George’s failures are often spectacular but, as the film is silent, we are left to fill in the blanks of his despair. I was reminded of the urban legend that a frog will stay in boiling water if you heat it slowly enough. Almost before we know it, George is at the end of a terrifying spiral and Peppy is on top of the entertainment world.
Hazanavicius is a gifted writer and his tale unfolds to an amazing score by Ludovic Bource, another frequent collaborator.
And while it’s a film about the end of one film era and the star who represents it, it’s also a story about the dangers of pride and the very human fear of change. It could apply to the anxiety every aging generation feels for the changes that younger generations embrace.
“The Artist” is original, and yet predictable. It’s a new style for today’s audiences while paying homage to very familiar genres including the swashbuckler, the studio musical and the “star is born” theme.

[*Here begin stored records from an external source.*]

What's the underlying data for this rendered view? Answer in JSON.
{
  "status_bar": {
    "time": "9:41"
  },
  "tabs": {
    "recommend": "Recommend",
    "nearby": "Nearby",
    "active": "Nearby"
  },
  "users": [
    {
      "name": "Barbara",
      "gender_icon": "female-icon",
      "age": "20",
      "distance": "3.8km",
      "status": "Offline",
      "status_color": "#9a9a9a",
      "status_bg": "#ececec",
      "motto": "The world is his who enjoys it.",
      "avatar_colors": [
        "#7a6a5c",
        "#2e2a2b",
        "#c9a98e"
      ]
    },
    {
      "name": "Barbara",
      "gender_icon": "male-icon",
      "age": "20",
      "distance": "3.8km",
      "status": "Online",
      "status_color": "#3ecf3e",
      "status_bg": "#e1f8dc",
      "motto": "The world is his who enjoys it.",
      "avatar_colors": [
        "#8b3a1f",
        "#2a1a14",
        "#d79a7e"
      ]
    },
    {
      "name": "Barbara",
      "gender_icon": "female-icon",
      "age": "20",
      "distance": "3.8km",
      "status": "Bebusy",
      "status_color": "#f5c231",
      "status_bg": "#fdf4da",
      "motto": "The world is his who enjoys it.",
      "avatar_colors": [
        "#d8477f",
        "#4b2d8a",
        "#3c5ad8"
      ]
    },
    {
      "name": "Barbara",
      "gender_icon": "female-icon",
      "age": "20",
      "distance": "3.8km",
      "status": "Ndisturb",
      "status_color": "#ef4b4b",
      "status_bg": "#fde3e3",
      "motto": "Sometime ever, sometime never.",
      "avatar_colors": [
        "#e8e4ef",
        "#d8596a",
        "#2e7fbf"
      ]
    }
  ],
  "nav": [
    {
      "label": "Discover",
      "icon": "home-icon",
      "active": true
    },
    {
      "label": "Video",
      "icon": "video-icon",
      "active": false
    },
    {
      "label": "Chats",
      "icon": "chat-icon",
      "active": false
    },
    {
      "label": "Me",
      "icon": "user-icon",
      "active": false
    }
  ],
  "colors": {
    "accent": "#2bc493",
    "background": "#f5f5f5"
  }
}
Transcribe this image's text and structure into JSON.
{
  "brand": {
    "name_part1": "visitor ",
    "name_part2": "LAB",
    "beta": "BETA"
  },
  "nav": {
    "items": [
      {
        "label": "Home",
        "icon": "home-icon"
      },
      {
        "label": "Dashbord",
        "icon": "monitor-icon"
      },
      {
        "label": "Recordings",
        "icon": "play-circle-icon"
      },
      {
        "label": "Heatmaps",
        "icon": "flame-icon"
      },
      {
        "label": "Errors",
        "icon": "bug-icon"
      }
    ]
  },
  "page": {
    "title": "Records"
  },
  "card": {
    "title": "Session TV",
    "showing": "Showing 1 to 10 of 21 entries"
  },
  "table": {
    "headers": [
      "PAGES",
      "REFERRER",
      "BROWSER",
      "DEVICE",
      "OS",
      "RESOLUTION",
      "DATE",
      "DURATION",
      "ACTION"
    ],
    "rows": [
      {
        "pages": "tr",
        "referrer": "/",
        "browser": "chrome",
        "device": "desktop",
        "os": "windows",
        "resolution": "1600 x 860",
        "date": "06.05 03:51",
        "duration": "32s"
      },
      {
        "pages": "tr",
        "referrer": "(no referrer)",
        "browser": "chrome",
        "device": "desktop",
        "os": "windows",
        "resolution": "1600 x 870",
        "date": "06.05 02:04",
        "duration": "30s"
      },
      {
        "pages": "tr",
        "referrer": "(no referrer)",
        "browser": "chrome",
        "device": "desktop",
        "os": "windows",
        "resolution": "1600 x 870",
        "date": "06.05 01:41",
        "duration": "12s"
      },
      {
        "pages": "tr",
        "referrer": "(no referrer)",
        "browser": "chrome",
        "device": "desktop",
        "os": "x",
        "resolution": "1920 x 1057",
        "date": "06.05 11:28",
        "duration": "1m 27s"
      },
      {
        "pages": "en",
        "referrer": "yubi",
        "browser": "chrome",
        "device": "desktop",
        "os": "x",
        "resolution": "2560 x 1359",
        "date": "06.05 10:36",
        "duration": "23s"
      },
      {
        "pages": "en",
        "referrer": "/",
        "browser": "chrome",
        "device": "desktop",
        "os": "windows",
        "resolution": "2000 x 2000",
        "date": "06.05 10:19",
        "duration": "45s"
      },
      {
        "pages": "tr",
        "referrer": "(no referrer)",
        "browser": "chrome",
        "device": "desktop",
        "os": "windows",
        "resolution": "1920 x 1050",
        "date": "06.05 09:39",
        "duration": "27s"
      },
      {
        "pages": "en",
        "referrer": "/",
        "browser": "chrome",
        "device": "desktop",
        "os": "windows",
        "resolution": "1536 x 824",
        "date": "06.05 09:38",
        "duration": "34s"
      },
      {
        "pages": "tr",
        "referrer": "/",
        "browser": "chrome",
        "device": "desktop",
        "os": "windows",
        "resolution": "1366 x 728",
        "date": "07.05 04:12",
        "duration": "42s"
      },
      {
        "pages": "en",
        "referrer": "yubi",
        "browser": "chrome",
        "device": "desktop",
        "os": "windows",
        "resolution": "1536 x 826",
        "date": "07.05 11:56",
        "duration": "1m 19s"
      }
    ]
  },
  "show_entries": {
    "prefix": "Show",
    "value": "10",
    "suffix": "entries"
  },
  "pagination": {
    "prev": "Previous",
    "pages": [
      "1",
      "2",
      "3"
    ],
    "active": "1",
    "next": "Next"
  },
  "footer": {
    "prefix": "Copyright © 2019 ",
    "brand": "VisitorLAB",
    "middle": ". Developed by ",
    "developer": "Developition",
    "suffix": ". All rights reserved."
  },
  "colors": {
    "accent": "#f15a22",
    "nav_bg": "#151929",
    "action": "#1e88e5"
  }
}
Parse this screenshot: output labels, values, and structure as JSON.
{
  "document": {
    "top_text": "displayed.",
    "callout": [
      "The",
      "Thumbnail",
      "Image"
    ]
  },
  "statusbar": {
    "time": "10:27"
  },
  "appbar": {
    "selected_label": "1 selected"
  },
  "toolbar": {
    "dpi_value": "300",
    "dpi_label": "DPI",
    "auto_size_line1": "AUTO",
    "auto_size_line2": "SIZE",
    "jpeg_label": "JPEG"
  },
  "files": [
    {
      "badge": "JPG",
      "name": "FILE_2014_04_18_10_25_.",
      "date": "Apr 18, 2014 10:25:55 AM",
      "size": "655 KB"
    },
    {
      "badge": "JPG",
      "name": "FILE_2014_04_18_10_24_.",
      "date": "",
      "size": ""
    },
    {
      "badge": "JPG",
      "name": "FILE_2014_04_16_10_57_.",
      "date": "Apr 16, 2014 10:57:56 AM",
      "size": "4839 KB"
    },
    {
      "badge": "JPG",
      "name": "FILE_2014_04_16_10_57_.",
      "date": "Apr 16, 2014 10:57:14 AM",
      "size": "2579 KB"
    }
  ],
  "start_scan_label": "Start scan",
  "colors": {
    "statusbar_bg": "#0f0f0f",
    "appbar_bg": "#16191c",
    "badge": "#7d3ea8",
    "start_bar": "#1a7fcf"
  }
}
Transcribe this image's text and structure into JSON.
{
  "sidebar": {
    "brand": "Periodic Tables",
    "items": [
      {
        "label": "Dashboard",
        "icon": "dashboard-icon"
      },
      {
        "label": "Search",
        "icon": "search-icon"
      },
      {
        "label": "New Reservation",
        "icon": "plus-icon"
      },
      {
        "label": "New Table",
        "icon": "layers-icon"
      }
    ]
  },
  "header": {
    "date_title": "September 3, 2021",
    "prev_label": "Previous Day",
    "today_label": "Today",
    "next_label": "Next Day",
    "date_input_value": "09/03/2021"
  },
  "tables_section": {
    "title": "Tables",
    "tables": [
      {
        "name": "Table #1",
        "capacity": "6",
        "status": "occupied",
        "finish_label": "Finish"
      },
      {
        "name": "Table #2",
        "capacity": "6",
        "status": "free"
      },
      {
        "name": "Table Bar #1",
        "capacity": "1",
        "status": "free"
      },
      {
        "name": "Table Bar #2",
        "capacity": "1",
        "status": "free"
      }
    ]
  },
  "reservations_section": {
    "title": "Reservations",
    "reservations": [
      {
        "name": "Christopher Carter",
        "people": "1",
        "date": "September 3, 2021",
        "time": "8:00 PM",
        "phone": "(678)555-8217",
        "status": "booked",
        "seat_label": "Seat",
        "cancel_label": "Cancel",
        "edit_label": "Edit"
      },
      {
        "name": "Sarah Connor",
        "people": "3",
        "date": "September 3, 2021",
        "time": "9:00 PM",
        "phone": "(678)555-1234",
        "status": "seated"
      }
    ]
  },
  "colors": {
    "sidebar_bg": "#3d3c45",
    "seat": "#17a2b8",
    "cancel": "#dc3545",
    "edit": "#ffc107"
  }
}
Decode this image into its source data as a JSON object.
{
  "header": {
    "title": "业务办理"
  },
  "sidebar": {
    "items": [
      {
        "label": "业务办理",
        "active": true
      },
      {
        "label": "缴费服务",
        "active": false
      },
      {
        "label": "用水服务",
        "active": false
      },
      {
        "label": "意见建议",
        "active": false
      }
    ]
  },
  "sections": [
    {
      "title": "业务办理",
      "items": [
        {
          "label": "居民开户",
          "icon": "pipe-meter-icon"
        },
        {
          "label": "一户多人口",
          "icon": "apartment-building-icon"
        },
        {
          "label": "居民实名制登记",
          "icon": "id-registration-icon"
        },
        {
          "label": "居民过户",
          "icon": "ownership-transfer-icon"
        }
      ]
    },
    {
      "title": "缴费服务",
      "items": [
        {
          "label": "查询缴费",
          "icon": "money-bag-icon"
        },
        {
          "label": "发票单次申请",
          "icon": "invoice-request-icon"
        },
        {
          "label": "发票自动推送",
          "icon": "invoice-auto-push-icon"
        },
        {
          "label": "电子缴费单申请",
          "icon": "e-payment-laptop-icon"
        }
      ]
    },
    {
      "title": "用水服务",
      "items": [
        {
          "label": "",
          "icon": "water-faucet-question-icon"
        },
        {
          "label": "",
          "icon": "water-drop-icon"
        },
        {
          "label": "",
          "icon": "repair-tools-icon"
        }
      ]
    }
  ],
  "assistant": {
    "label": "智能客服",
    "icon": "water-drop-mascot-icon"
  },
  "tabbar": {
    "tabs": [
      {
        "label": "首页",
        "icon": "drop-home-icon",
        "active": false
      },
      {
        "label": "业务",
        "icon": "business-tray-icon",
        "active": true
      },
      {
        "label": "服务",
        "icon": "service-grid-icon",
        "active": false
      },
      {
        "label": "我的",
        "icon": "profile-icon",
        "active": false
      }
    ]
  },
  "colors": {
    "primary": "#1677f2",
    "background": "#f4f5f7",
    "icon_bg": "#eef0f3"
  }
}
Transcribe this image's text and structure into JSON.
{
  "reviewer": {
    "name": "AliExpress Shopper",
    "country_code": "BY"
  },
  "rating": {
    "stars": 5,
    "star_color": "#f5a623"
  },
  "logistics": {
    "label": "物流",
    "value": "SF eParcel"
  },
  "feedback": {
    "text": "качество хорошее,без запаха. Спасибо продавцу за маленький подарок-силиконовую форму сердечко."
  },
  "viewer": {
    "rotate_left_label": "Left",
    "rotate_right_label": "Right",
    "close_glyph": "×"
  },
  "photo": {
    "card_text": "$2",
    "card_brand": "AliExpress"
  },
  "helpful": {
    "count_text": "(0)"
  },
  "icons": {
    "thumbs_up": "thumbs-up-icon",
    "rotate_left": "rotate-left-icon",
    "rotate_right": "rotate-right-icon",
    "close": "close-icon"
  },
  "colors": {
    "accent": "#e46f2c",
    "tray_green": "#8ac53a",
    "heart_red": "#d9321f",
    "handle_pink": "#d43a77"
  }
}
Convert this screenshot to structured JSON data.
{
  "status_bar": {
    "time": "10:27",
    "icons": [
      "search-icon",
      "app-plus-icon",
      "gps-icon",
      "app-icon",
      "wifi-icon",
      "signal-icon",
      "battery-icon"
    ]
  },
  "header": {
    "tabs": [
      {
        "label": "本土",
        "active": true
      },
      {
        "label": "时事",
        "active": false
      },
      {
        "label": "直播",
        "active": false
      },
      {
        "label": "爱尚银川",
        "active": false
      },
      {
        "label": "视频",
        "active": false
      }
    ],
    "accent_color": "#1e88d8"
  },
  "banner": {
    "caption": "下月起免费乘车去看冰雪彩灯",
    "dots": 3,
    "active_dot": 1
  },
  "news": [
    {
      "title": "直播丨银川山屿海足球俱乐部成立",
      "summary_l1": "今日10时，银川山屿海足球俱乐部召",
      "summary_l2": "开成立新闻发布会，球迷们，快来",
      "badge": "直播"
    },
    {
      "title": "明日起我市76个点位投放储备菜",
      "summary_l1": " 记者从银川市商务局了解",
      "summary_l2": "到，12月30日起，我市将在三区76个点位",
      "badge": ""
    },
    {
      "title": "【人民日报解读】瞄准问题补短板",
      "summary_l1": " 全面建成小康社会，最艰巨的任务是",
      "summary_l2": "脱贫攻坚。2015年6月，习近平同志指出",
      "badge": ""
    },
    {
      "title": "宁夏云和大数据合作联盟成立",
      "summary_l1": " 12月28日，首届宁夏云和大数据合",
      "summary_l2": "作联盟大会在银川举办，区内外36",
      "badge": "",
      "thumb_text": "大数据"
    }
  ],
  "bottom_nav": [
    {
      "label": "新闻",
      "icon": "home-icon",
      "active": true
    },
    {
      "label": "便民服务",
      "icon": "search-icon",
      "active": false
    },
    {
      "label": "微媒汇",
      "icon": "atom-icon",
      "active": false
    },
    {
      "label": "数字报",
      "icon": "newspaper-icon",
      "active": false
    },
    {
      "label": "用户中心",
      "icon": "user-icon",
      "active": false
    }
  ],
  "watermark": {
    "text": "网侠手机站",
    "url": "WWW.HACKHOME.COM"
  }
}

Hazanavicius and his crew capture the mood, texture and look of the silent era and his two stars take care of the rest.
Well-known actors such as John Goodman, Malcolm McDowell, Penelope Ann Miller and James Cromwell have small and somewhat savory roles, but the film belongs to Dujardin and Bejo and they don’t disappoint. They may not be known to American audiences, but they mastered the silent film style and are a delight to watch.
If you’ve seen a year’s worth of films so loud they shake the walls of the cinema, start this year off with something quieter. “The Artist” may be a silent film, but its creator and stars may well have something to say when the Academy Awards come around next month.
Grade: 3 1/2 out of 4
MPAA Rating: PG-13 for a disturbing image and a crude gesture
Cast: Jean Dujardin, Bérénice Bejo, John Goodman
Studio: The Weinstein Company